“Preparation for an event like this is everything,” remarked Charles. “We are running each of the land routes in its entirety before the event as well as sailing across the Atlantic together. We will need to work closely together through the whole race and it has been a great opportunity to train each other in our different disciplines.”
“This is a world first and there is no question double handing this race will be the toughest thing I have ever done”, says Hare. “It’s going to absolutely push my boundaries of endurance and performance to the limits. I think the hardest moment will be getting through the Menai Straits. We will have sailed for 12 hours from the start, then run a 24 mile course up and down Snowdon – knowing we have to get back on the boat and start sailing again will be a huge mental hurdle.”

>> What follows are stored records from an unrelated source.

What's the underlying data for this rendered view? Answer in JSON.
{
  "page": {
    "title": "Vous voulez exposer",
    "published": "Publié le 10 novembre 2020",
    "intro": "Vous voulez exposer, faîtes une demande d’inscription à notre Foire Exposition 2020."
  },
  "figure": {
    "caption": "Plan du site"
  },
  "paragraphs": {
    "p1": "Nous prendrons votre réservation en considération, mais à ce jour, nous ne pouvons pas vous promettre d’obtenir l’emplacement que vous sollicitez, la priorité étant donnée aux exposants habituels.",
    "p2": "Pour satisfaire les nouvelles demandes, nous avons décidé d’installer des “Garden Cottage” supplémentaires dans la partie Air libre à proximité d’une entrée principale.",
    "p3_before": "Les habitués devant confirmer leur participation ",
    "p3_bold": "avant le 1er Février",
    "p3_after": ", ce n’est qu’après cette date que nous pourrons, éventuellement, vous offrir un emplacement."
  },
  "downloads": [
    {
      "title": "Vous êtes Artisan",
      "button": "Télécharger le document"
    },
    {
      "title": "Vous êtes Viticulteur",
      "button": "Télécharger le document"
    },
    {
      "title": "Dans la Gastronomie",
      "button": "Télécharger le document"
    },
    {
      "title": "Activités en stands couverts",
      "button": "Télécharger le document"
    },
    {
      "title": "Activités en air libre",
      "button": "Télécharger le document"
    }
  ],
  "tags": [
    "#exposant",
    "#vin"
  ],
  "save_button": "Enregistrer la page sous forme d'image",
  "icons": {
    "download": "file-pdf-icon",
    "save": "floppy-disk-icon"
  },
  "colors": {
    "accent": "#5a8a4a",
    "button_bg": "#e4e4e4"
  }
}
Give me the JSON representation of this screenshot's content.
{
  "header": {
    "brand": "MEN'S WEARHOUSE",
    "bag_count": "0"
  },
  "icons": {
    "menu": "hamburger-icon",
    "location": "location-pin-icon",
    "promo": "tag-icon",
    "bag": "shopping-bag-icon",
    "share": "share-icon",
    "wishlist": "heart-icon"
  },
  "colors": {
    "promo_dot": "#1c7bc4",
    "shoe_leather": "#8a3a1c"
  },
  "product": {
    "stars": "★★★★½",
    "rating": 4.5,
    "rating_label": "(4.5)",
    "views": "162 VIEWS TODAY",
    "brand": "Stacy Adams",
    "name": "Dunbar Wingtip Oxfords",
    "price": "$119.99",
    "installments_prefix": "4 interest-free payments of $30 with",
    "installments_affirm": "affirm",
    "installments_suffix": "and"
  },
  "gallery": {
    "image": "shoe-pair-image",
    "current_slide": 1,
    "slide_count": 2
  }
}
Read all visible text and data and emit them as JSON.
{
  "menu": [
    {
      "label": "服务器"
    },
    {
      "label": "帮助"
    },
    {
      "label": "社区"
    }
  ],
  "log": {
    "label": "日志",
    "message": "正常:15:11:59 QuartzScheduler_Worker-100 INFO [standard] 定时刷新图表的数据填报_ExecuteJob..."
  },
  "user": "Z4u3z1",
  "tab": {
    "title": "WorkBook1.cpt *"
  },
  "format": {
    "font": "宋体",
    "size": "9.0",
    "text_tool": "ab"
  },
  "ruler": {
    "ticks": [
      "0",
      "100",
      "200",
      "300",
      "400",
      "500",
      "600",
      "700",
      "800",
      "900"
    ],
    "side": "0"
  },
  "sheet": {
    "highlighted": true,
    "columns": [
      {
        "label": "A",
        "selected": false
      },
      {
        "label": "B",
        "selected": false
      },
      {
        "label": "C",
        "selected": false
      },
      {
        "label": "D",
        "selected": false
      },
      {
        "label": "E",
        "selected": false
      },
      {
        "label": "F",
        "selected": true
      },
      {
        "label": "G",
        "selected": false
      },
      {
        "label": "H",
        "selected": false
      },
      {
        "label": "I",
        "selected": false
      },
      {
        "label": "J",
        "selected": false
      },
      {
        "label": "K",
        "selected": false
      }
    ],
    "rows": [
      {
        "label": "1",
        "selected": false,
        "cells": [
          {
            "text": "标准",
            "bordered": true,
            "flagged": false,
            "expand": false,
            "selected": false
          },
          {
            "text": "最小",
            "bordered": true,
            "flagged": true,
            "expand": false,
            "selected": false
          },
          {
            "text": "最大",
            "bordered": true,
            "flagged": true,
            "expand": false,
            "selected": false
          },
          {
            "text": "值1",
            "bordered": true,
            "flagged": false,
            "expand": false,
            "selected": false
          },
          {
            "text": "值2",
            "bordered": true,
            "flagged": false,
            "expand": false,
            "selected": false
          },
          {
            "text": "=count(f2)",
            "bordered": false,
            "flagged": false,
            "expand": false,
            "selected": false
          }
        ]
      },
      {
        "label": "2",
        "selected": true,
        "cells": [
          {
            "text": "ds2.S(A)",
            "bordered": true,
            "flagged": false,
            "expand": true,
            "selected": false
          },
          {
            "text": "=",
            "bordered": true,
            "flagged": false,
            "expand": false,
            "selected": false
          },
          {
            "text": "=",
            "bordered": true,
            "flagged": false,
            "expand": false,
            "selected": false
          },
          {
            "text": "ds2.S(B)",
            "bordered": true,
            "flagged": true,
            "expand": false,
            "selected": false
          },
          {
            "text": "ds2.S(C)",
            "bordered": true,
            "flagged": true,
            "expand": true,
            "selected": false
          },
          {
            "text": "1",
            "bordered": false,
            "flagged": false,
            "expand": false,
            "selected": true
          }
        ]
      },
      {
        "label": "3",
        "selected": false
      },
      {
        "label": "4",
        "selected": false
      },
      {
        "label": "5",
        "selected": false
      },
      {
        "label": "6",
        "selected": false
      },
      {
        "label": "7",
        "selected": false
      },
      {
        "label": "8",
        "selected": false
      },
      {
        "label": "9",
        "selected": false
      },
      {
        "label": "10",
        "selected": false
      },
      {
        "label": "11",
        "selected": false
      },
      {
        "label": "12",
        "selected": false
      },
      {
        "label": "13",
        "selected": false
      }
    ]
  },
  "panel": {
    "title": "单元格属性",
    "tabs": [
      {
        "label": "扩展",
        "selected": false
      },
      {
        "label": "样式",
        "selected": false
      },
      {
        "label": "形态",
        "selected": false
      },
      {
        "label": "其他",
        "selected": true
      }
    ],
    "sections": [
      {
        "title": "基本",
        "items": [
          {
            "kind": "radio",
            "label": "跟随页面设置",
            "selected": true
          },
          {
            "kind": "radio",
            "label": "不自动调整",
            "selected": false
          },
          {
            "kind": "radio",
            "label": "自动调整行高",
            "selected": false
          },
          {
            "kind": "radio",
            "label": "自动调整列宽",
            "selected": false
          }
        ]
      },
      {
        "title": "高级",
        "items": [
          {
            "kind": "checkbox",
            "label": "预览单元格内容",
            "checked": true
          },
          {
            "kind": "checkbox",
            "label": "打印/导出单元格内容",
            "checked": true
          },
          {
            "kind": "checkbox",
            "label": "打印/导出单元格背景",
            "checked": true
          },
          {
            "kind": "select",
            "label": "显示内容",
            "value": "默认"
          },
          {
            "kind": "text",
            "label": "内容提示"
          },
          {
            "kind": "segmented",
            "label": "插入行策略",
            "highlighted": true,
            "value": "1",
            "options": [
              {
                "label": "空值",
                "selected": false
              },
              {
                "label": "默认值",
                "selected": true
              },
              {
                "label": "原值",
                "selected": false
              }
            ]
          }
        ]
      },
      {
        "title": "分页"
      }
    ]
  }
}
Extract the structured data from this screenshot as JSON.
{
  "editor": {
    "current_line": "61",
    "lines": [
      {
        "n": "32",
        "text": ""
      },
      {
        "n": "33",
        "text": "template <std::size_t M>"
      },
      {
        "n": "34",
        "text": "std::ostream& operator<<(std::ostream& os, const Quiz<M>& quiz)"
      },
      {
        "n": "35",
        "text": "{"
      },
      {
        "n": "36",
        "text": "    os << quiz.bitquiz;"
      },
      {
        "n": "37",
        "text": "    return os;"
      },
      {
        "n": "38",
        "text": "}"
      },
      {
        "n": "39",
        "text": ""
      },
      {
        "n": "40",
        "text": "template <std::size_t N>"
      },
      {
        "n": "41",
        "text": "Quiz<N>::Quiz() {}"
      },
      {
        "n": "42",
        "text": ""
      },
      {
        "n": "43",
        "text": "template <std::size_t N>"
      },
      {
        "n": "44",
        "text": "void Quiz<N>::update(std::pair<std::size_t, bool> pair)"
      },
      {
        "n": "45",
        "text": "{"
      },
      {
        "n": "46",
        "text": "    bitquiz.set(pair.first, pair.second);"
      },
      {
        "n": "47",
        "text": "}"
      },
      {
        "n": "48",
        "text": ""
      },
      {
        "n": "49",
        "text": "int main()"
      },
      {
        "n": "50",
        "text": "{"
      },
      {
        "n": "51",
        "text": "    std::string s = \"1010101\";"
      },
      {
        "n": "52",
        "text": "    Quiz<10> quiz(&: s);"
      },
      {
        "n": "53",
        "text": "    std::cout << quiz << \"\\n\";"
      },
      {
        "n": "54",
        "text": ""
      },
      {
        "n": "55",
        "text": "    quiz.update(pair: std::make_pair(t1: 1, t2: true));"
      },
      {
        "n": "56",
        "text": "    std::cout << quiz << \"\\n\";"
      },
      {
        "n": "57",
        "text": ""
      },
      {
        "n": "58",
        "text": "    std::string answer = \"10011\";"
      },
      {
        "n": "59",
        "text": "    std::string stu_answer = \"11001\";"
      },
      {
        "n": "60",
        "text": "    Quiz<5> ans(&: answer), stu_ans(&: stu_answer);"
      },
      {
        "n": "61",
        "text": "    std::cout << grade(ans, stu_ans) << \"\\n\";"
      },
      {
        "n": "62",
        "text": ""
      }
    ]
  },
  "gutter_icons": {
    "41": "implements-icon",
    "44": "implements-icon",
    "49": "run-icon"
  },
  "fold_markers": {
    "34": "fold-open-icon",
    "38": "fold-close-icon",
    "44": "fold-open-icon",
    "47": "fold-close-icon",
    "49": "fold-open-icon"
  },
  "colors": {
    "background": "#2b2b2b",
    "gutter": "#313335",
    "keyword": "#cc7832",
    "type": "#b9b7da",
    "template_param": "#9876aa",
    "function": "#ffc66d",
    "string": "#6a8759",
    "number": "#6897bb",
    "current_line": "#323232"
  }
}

The duo will be racing on the J109 ‘Nunatak’ and supporting the ‘Fairlight School Big Playground Adventure’ during their race. This is a project raising funds to provide a much needed outdoor facility for children who may have little or no access to the outdoors in their home environments. Hare said, “Access to the outdoors has been an integral part of achieving my goals through life and given me some of the happiest moments. The Big Playground adventure will enable some children to play and learn safely outside for perhaps the first time in their lives and I cannot think of a more appropriate cause support.”
The pair will be on the start line alongside 13 other entries, including several past race winners and the defending ‘Kings of the Mountains’ (Alex Pilkington and Pavel Paloncy). Paloncy, from the Czech Republic, is one of several international entrants and the competitors range in age from 21 to 72 and will sail a variety of boats (with the overall winner declared under IRC handicap).